The album’s magnum opus, clocking in at 6:42, is the self-referential and very funny operetta, “Collaborations Don’t Work,” a dazzling mosaic of shifting tempos, styles and orchestration reminiscent of the chamber pop of Sparks’ Lil’ Beethoven album. The lyrics chart the stages of collaboration from hopeful beginnings (“you start off deferential and strangely reverential”) to verbal axe-throwing, Russell in full diva falsetto trilling, “I don’t need your navel-gazing!” and Kapranos responding, “I don’t get your way of phrasing!” All six members of FFS enter the fray, each singing lines on the mid-section (yes, even Franz bassist “Silent” Bob Hardy!). And there’s a great moment when Franz Ferdinand feigns, “Oh, screw it,” and asserts its will with the most overtly Franz-sounding passage on the record, all slicing drums and stabby guitars and Kapranos crowing, “I ain’t no collaborator … I am the sadistic young usurper … If I ever need a father, it won’t be you, old man!”

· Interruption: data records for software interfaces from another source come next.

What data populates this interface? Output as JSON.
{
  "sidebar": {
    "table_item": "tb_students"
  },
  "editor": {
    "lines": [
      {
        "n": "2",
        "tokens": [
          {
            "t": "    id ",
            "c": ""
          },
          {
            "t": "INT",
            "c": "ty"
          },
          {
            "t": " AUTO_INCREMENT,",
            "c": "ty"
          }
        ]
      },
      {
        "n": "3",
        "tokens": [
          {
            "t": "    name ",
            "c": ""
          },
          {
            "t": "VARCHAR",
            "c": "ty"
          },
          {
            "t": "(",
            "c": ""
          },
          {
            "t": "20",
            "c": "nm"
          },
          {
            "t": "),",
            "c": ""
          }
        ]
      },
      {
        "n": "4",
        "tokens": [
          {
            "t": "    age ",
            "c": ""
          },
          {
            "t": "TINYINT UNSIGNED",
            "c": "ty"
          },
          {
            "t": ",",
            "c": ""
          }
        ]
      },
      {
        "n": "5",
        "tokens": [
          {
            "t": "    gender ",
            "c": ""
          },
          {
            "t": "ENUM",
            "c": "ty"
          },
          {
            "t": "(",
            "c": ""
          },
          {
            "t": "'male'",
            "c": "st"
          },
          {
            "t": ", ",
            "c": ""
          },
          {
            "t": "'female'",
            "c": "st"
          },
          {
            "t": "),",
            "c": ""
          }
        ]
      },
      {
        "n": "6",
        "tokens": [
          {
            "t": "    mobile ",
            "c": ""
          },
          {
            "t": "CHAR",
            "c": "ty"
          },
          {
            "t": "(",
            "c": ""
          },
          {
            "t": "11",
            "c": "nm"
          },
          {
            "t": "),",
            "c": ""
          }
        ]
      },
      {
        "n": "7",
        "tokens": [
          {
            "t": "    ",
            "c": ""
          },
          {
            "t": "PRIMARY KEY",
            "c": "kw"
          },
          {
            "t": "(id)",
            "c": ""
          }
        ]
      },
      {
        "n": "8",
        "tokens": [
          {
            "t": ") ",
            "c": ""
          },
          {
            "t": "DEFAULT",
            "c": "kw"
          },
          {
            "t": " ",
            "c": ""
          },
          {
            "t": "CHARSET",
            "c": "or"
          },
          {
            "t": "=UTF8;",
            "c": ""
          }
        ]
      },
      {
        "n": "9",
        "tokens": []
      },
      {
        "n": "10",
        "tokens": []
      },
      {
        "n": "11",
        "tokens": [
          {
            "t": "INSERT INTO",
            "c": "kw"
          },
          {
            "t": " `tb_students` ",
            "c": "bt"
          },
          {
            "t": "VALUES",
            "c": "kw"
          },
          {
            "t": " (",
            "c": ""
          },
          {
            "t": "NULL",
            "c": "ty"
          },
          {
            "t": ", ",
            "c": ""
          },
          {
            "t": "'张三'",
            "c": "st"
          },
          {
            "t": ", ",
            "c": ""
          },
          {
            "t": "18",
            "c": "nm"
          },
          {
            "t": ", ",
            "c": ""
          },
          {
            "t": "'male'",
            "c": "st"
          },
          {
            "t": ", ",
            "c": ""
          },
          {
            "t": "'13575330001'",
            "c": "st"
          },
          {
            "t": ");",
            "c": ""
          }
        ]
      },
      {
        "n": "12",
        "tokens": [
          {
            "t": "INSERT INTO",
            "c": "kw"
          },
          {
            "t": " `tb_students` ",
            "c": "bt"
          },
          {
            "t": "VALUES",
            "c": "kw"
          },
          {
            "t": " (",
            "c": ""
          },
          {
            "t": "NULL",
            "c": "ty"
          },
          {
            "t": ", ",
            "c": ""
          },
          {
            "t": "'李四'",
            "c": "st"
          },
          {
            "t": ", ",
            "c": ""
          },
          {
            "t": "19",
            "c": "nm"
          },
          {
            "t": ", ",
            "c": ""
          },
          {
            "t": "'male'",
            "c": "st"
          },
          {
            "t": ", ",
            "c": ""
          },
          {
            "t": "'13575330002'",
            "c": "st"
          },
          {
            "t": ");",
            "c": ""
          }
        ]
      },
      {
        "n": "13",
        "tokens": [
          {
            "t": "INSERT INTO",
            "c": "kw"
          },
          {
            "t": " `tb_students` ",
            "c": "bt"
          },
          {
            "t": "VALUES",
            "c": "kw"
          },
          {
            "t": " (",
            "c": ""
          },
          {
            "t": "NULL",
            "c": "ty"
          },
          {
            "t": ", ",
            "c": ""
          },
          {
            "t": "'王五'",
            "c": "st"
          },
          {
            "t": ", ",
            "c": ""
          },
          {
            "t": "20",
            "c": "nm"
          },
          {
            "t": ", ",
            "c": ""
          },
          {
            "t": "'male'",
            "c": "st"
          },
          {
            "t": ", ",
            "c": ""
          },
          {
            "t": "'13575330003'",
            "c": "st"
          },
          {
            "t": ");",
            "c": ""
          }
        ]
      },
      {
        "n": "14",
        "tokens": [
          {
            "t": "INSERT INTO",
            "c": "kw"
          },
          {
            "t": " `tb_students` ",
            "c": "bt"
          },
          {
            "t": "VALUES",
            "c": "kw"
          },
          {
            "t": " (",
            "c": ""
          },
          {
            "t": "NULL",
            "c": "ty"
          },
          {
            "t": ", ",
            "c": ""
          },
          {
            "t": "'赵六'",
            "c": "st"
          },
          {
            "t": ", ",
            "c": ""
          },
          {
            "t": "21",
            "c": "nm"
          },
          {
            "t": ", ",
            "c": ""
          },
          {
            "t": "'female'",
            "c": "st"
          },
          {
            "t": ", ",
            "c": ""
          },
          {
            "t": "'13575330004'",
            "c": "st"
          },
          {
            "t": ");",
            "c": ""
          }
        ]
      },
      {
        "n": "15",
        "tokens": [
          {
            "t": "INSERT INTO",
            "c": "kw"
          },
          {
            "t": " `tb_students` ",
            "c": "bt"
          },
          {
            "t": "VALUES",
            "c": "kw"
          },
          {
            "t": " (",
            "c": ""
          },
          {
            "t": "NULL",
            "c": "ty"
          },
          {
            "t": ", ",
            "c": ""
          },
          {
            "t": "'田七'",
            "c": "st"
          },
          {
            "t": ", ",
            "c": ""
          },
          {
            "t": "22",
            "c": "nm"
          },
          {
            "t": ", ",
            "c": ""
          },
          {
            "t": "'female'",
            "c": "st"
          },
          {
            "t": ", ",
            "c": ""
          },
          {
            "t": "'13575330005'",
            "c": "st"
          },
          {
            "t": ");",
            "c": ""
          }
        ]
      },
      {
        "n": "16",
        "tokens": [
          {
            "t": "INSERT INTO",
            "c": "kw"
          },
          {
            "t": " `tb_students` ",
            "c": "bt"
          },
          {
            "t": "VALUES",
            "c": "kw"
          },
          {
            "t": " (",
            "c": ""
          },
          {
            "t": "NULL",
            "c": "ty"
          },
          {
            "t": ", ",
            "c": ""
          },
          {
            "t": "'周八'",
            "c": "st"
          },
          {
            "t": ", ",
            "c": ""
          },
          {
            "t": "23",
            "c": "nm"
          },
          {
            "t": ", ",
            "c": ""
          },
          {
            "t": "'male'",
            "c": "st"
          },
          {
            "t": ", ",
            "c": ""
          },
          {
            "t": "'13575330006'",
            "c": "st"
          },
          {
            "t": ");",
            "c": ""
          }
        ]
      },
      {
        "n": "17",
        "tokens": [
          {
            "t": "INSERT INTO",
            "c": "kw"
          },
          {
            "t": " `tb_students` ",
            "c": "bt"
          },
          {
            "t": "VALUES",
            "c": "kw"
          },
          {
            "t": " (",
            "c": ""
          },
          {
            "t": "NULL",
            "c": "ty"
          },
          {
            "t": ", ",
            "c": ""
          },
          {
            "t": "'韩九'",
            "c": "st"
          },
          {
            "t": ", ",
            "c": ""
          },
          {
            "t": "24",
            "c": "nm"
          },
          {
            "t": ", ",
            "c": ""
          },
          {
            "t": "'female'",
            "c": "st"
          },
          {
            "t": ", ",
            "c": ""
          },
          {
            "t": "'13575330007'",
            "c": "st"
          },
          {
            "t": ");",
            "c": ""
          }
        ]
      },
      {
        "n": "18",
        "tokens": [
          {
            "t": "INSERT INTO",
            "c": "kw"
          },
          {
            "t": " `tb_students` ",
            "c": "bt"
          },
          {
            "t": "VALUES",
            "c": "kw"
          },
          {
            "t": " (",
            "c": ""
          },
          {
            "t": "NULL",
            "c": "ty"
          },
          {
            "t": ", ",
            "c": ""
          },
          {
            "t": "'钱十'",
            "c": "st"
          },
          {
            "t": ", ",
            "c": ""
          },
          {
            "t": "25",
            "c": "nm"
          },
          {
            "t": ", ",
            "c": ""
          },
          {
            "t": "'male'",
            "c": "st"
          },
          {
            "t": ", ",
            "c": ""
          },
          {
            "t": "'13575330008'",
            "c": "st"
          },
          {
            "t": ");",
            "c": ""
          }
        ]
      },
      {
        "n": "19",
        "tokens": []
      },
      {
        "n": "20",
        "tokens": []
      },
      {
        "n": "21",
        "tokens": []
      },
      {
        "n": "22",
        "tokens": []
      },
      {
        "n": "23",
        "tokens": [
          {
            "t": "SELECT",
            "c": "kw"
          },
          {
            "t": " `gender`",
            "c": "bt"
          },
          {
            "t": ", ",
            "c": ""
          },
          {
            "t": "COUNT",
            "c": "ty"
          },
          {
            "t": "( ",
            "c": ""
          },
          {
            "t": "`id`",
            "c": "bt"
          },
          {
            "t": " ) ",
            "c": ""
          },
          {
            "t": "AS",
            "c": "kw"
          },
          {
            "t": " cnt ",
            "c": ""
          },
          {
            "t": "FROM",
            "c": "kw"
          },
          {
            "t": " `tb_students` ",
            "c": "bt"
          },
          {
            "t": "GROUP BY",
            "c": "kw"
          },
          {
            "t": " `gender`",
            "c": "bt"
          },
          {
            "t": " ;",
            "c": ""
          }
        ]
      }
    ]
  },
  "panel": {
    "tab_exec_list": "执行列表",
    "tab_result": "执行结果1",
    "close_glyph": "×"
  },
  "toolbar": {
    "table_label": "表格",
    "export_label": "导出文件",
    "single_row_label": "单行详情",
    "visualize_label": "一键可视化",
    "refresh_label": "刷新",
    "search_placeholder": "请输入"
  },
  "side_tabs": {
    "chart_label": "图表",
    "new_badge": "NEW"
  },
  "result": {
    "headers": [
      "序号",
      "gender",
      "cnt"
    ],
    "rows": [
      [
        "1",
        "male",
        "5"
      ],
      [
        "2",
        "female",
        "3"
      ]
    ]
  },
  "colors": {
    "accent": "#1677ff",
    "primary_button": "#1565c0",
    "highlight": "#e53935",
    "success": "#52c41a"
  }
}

Obviously, he’s joking. What FFS have made together is truly rare; the album doesn’t sound or feel like an awkward grafting of one band onto another. Instead, it’s as if Franz Ferdinand and Sparks have created a musical playground where the cool kids and the freaks could hang together outside of labels and comfort zones. It’s liberating to hear Franz let out their inner nerd, and gratifying to hear Sparks playing modern pop again. FFS begin a European tour this month, with U.S. dates to come in the fall, and it’ll be interesting to see what the fans of each band make of this new entity. Some advice? Don’t let the Hitler mustache scare you away.

“Johnny Delusional” by FFS (Official Audio)

“When Do I Get to Sing My Way?” by Sparks

 

And then, there’s this.

©Joyce Millman, The Mix Tape, 2015